ARKANSAS HISTORY COMMISSION
THE BEARS RULE: In 1913, imagery evoking Arkansas wasn't limited to Confederate symbols.
A couple of readers have sent along a link to the Arkansas History Commission's digital collection
of many of the other proposed flag designs submitted in 1913. A couple have obvious Confederate imagery
. Most do not
. Some are quite pretty
. The above design, the website says, was created by Evelyn Metzger at the University of Arkansas in Fayetteville.
The Encyclopedia of Arkansas
has the history behind Arkansas's flag. It was commissioned in 1913, before which the state made do without.
In 1910, the keel was laid for the U.S. Navy’s newest battleship, the Wyoming-class USS Arkansas. Early in 1912, with the Arkansas’s scheduled commissioning just nine months away, the Pine Bluff (Jefferson County) chapter of the Daughters of the American Revolution (DAR) resolved to present a “stand of colors” (a national flag, a naval battalion ensign, and a state flag) to the new ship. The chapter contacted Arkansas secretary of state Earle W. Hodges requesting information on obtaining the state’s flag. Hodges informed the chapter that in fact no state flag existed. The DAR chapter thereupon launched a statewide design contest to create one. Hodges agreed to chair a committee for selecting the winning design.

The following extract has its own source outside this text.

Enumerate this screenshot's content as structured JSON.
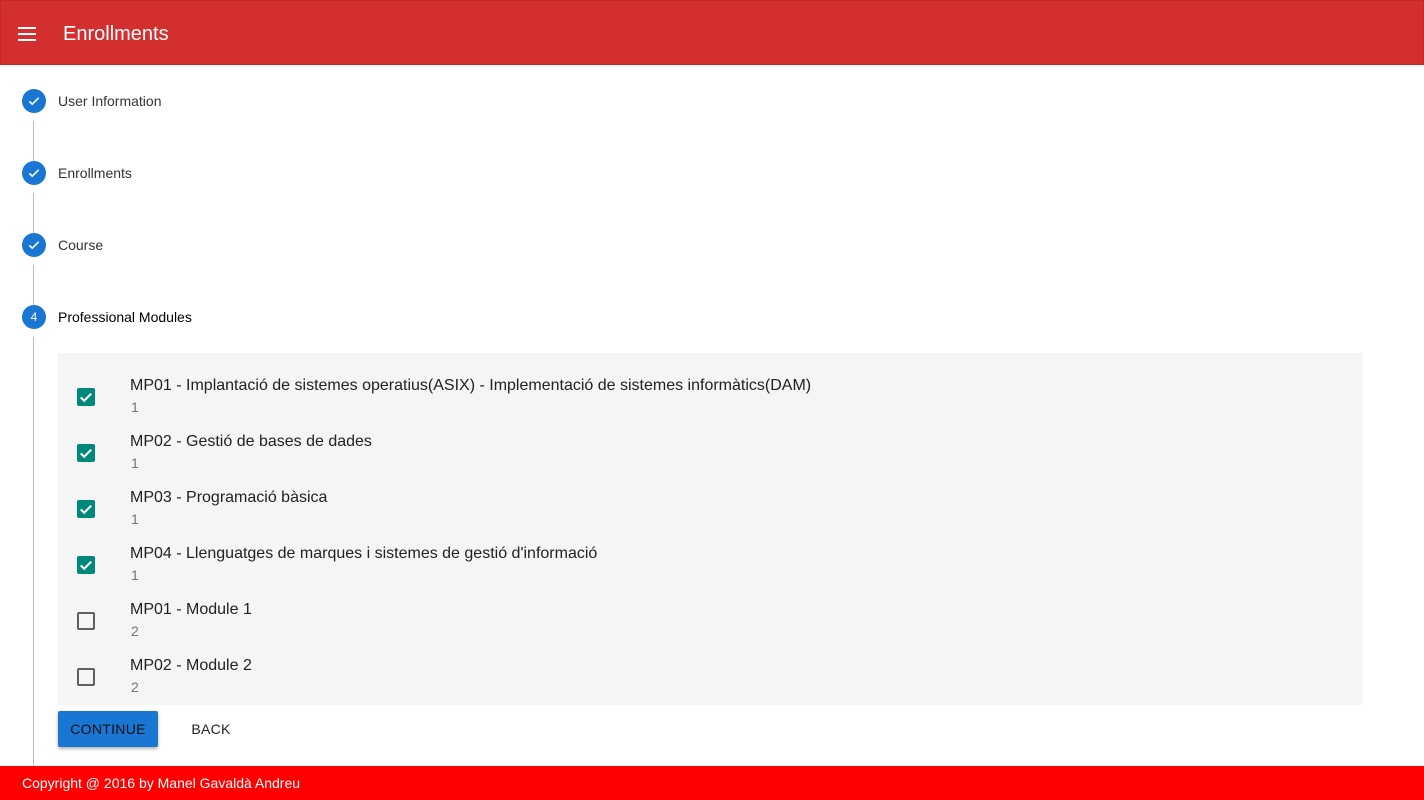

This is how things were in an age before the Internet — you had to ask the Secretary of State whether or not your state even had a flag.
I want to see some of these alternate possibilities, especially the last one:
Ultimately, some sixty-five designs—including crayon drawings, watercolor sketches, and even miniature silk flags—were submitted. ... The apple blossom, Arkansas’s state flower, appeared in one entry centered on a field scattered with stars representing the United States, with thirteen rays recalling the original states. On another, the flower was repeated four times within colorful blocks. Another design combined the state’s outline with its great seal. One entrant memorialized territorial governor James Miller, a hero of the War of 1812, emblazoning “I’ll try, sir,” his famous battlefield utterance, upon a blue field.
Willie Kavanaugh Hocker
came up with the winning design, which originally had three stars alone occupying the axis of that center diamond rather than an ungainly sans-serif declaration of the state's name — sleeker, for sure
. But hey, give the committee what they want, right?
The committee decreed that the flag ought to bear the state’s name. Hocker assented and suggested that the three blue stars be rearranged, one above the name and two below. On February 26, 1913, the General Assembly adopted this design as the state’s official flag. The design remained unchanged until 1923, when the General Assembly added a fourth star to the central diamond to represent Arkansas’s membership in the Confederate States of America.